try to stay involved as much as possible. In the last half year I have
been getting back in touch with other members.
At the time I arrived on the scene there were three Caliphate OTO
bodies in Edmonton - Nephthys Lodge (which I was involved with),
Prometheus Oasis (now a lodge) and Heru-em-Anpu Camp (no longer in
existence). These bodies were formed from one body due to a schism some
time before I showed up.
Because of the personality clashes that led to the schism, none of the
three bodies worked together very much. There were occasional visits by
a few members to another body, but mostly each kept to itself.
Eventually some of the bad feelings dissapated and there was more
interaction, but not completely.
Lately I have had little information from Edmonton, but I have heard
that Nephthys Lodge is losing members due to personality clashes. They
no longer have a permanent space for a temple, but that is partly bad
luck - the city tore down the building they were in to put up a concert
Anyways, that is all politics. My point is that members would become
preoccupied with the politics of the local situation. I did not like
this, since the reason I became involved was to learn about and
practice magick. I had no desire to become involved in any of the
politics. But just being in the order meant being associated with one
group or another - sort of a brand.
I do not like the dogma involved with it either. Although I saw the
intended purpose of this or that ritual or custom, I often felt that to
do it was mere lip service. Unless one's heart is in it why waste the
time? My desire was to cut through the 'crap' and get to the essence of
the ritual or technique. (actually, the term ritual is somewhat
undesirable since it implies repetition - possibly without much
Yet I am still a member. Since I moved to S** I have not seen the
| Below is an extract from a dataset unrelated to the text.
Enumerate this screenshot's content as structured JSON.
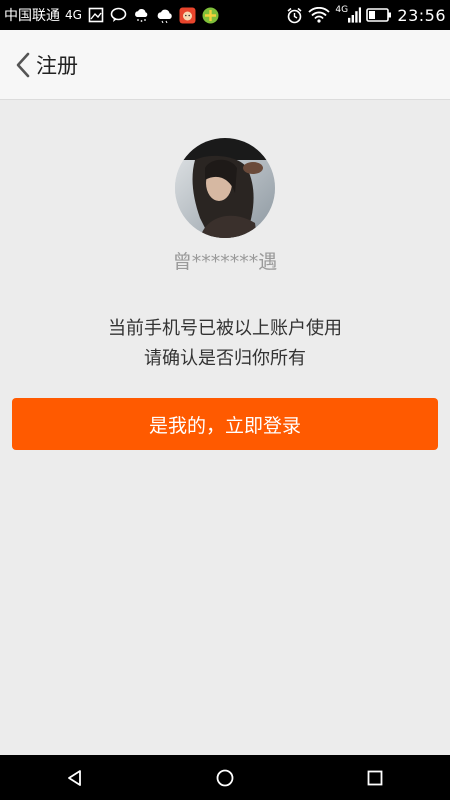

politics or the power struggles - I have been insulated here. I managed
narrow my focus, leaving out topics that would distract too much or are
Your correspondence with Fr. Sabazius was quite interesting. The
Caliphate does not seem to have as solid a foundation as they would
like people to believe. (Although I am a member of the Caliphate, I
speak as an individual - I do not know enough history to attempt to
defend it, and even if I did I should not have to... It should be solid
enough to withstand attacks or it should withdraw any claims that are
shown to be false)
The Caliphate treats Thelema as a religion for the masses. Fr. Sabazius
said this himself in the correspondence. But religion for the masses
tends to be watered down. People (the masses) believe in religion so
long as it does not intrude on what they want to do. I do not like the
term 'religion' when it refers to a 'religion for the masses', since it
makes me think of hypocracy and cattle being led to the slaughter.
Perhaps this is a source of my dissatisfaction with the Caliphate...
members blindly follow the religion Thelema - blind repitition of
rituals, stroking one's ego. This is not how I see Thelema - I do not
see Thelema appealing to large numbers of people as world religions do.
Instead, I view it as comparable to a more pure form of those same
world religions - a form that has not been modified to make it appeal
to large numbers of people.